Entries taken from a collection:
___

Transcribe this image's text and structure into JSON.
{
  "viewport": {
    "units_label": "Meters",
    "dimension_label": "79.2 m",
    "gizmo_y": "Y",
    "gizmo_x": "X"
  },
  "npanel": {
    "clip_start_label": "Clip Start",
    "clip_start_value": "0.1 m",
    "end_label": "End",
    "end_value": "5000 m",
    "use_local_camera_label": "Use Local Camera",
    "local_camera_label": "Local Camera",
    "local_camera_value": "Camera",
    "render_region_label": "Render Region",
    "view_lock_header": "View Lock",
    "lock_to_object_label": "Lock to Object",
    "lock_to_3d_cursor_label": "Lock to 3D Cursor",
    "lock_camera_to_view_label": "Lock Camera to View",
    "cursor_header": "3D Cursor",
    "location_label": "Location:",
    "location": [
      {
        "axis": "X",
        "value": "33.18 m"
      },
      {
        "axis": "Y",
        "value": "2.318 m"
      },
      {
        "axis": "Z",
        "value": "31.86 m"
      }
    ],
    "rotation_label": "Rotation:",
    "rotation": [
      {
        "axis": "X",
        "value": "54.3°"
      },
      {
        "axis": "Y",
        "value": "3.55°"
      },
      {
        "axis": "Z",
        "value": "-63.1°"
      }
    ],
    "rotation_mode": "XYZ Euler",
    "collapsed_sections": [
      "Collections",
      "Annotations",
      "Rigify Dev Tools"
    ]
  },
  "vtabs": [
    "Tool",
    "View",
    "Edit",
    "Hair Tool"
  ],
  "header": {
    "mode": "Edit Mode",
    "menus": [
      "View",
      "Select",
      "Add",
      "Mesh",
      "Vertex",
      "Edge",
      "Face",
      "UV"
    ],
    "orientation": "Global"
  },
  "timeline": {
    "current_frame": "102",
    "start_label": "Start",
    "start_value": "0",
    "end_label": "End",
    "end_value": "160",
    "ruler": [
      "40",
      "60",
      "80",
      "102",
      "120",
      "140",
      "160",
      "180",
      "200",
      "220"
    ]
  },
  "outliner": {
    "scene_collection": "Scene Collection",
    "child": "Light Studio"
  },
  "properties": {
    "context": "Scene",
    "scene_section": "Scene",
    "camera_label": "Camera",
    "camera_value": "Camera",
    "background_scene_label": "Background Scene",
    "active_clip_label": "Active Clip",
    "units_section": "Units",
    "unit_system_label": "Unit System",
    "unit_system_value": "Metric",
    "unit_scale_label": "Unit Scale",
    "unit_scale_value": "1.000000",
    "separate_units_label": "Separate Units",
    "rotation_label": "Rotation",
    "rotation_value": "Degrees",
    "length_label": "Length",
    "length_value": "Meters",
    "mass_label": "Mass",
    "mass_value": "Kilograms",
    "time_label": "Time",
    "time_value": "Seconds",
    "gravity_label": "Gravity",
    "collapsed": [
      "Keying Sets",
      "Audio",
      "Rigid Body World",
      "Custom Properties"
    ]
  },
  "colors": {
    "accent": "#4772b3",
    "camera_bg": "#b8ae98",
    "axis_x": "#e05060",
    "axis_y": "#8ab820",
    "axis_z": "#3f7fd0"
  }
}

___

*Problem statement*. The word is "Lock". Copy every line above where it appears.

*Result of this task*.
    "view_lock_header": "View Lock",
    "lock_to_object_label": "Lock to Object",
    "lock_to_3d_cursor_label": "Lock to 3D Cursor",
    "lock_camera_to_view_label": "Lock Camera to View",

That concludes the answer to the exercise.